After using the PIC16F1459 to build numerous USB HID input devices including a giant keyboard, a tiny keyboard, and a big red button, it was time to see if the PIC16F1459 could be used to control outputs too. Sticking with the industrial theme, I chose to build a USB controller for a, um, stack of industrial stack lights.
Industrial Stack Lights
Industrial stack lights are usually used to indicate the status of machines on production lines. Green could indicate all is functioning normally, yellow could mean the machine is running low on input material, and red could indicate the machine jammed and needs intervention.
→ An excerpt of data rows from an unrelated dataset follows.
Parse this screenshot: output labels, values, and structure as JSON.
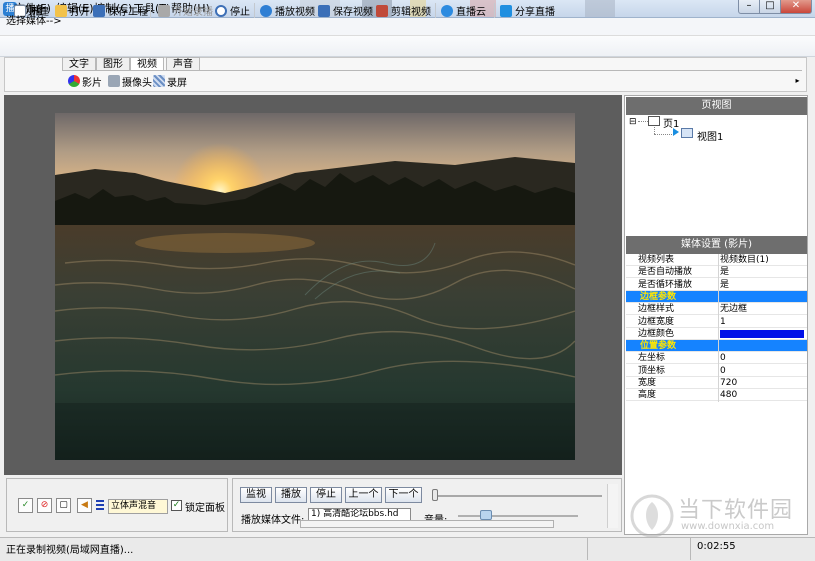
{
  "window": {
    "title": "网播",
    "app_icon": "broadcast-app-icon",
    "controls": {
      "minimize": "–",
      "maximize": "□",
      "close": "✕"
    }
  },
  "menu": [
    {
      "label": "文件(F)"
    },
    {
      "label": "编辑(E)"
    },
    {
      "label": "控制(C)"
    },
    {
      "label": "工具(T)"
    },
    {
      "label": "帮助(H)"
    }
  ],
  "toolbar": {
    "new": "新建",
    "open": "打开",
    "save_project": "保存工程",
    "start_record": "开始录播",
    "stop": "停止",
    "play_video": "播放视频",
    "save_video": "保存视频",
    "edit_video": "剪辑视频",
    "live_cloud": "直播云",
    "share_live": "分享直播"
  },
  "media_panel": {
    "select_label": "选择媒体-->",
    "tabs": [
      "文字",
      "图形",
      "视频",
      "声音"
    ],
    "active_tab": "视频",
    "sub_buttons": {
      "movie": "影片",
      "camera": "摄像头",
      "screen_record": "录屏"
    },
    "scroll_arrow": "▸"
  },
  "page_view": {
    "header": "页视图",
    "page_node": "页1",
    "view_node": "视图1",
    "expander": "⊟"
  },
  "media_settings": {
    "header": "媒体设置 (影片)",
    "rows": [
      {
        "key": "视频列表",
        "value": "视频数目(1)",
        "section": false
      },
      {
        "key": "是否自动播放",
        "value": "是",
        "section": false
      },
      {
        "key": "是否循环播放",
        "value": "是",
        "section": false
      },
      {
        "key": "边框参数",
        "value": "",
        "section": true
      },
      {
        "key": "边框样式",
        "value": "无边框",
        "section": false
      },
      {
        "key": "边框宽度",
        "value": "1",
        "section": false
      },
      {
        "key": "边框颜色",
        "value": "",
        "section": false,
        "swatch": "#0010e8"
      },
      {
        "key": "位置参数",
        "value": "",
        "section": true
      },
      {
        "key": "左坐标",
        "value": "0",
        "section": false
      },
      {
        "key": "顶坐标",
        "value": "0",
        "section": false
      },
      {
        "key": "宽度",
        "value": "720",
        "section": false
      },
      {
        "key": "高度",
        "value": "480",
        "section": false
      }
    ]
  },
  "audio_panel": {
    "mixer_value": "立体声混音",
    "lock_label": "锁定面板",
    "lock_checked": true,
    "icons": [
      "green-tool-icon",
      "red-stop-icon",
      "blank-page-icon",
      "speaker-icon",
      "equalizer-icon"
    ]
  },
  "playback": {
    "buttons": {
      "monitor": "监视",
      "play": "播放",
      "stop": "停止",
      "prev": "上一个",
      "next": "下一个"
    },
    "file_label": "播放媒体文件:",
    "file_value": "1) 高清酷论坛bbs.hd",
    "volume_label": "音量:",
    "volume_level": 0.2,
    "progress": 0.0
  },
  "status": {
    "text": "正在录制视频(局域网直播)...",
    "time": "0:02:55"
  },
  "watermark": {
    "brand": "当下软件园",
    "url": "www.downxia.com"
  },
  "colors": {
    "section_bg": "#1583ff",
    "section_text": "#ffe600",
    "panel_header": "#6e6e6e",
    "preview_bg": "#5d5d5d"
  }
}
If you buy them new, they can be quite expensive–especially for a project you’re going to build, most likely use once, and then set on a shelf. Instead, consider eBay. It’s a great place to find slightly used to new-ish industrial buttons, indicators, and stack lights on the cheap.
The key parameters when searching for stack lights are operating voltage, usually either 24VDC or 120VAC, and bulb type, either incandescent or LED. I recommend the 24VDC LED versions if you can find them.
Controlling Hardware with USB
For a simple, quick project such as this one, one does not want to have to write a custom USB driver for a Mac, PC, or Linux box. The best way to avoid writing a custom driver is to use an existing USB device class that lends itself to controlling custom hardware. The USB Human Interface Device (HID) and USB Communication Device Class (CDC) device classes both support controlling custom hardware.